A decision on that point is not free from difficulty, but we are of the opinion that under the scintilla rule the trial court did not err in permitting the case to go to the jury on that issue, in view of the testimony of plaintiff's witnesses alluded to above.
The fact is that deceased lacked only four feet of reaching safety. He had run approximately 156 feet from the time he was first seen by the engineer before he was hit, according to defendant's answers to the interrogatories. But the jury might have found him to have been somewhat closer to the northern end of the trestle when discovered by the engineer, for according to the witness Cliett, if we understand his testimony correctly, the deceased was nearer the northern end than that distance when the train entered the southern end of the trestle. The jury might also have found that deceased did not stumble and fall as testified by Cliett. Defendant's answers to interrogatories are not to that effect.
The testimony of the witnesses to the effect that the engineer did not check the speed of the train while on the trestle was competent. Pollard v. Nicholls, 5 Cir., 99 F.2d 955.
*272 It is a matter almost of common knowledge that when brakes are applied to a moving train there is an escaping of air and other noises. In any event, these witnesses testified that such had been their observation and that they heard no such noises and they observed no decrease in the speed of the train. They were in positions to have heard and seen. Their credibility, of course, was for the jury.

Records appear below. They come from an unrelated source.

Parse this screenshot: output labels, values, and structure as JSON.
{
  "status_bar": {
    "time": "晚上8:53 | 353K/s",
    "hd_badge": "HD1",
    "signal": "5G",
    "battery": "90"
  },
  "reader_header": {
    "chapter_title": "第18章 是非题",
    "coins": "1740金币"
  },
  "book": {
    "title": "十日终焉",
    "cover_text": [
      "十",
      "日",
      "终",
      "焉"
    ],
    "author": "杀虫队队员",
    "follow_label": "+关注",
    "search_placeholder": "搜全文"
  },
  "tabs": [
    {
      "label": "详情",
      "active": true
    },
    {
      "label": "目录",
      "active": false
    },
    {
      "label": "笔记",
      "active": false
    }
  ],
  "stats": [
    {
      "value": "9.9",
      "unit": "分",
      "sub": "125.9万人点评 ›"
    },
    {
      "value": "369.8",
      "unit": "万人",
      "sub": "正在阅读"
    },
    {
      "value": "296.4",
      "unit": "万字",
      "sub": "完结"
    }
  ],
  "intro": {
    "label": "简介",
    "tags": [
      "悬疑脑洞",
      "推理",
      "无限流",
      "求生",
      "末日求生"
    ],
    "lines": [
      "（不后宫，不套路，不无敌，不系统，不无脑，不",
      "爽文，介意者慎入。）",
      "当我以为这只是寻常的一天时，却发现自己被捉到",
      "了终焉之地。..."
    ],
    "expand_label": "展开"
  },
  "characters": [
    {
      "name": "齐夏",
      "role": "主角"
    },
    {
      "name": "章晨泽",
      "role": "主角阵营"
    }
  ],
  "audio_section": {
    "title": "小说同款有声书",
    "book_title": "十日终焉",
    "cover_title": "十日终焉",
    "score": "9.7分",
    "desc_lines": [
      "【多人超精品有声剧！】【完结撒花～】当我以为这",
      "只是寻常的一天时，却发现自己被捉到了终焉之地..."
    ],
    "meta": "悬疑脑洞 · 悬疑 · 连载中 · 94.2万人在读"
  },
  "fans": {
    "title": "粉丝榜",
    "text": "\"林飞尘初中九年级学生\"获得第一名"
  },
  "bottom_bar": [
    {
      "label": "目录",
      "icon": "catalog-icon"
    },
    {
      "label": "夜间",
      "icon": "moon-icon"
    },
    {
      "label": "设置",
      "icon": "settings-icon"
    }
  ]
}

We are of the opinion that the evidence to the effect that the forward movement of the train was not retarded at all after the discovery by the engineer of deceased's peril, when taken into consideration with the distance the train ran after hitting deceased, was sufficient to warrant the inference by a fair jury that the engineer did not use reasonable care to avoid the injury after discovering the peril. Louisville & N. R. Co. v. Loyd, 186 Ala. 119, 65 So. 153; Pollard v. Nicholls, 5 Cir., 99 F.2d 955. The deceased was only a few feet from safety when he was hit. The difference of a few seconds might well have been the difference between life and death.
We hold, therefore, that the trial court did not err in refusing the general affirmative charge requested by the defendant.
Reversible error is not made to appear in connection with the trial court's refusal to give defendant's requested written charges 8, 9 and 10. The principle of law stated in those charges was fairly and substantially covered by the court's general charge and by written charge A given at the request of the defendant. § 273, Title 7, Code 1940; Mobile City Lines v. Alexander, 249 Ala. 107, 30 So. 2d 4.
The general statement in the court's oral charge to the jury that "on the other hand, if she should prove to your reasonable satisfaction every material statement in Count A, then she would be entitled to recover damages in this case," is not unsound. Sovereign Camp, W.O.W., v. Gunn, 229 Ala. 508, 158 So. 192.
The two remaining assignments of error which are argued in brief also relate to exceptions taken to the court's oral charge. In each of them the defendant complains of statements made by the trial court which, when considered in connection with the remainder of the charge, do not in our opinion show reversible error.
The judgment appealed from is affirmed.
LIVINGSTON, C. J., and STAKELY and MERRILL, JJ., concur.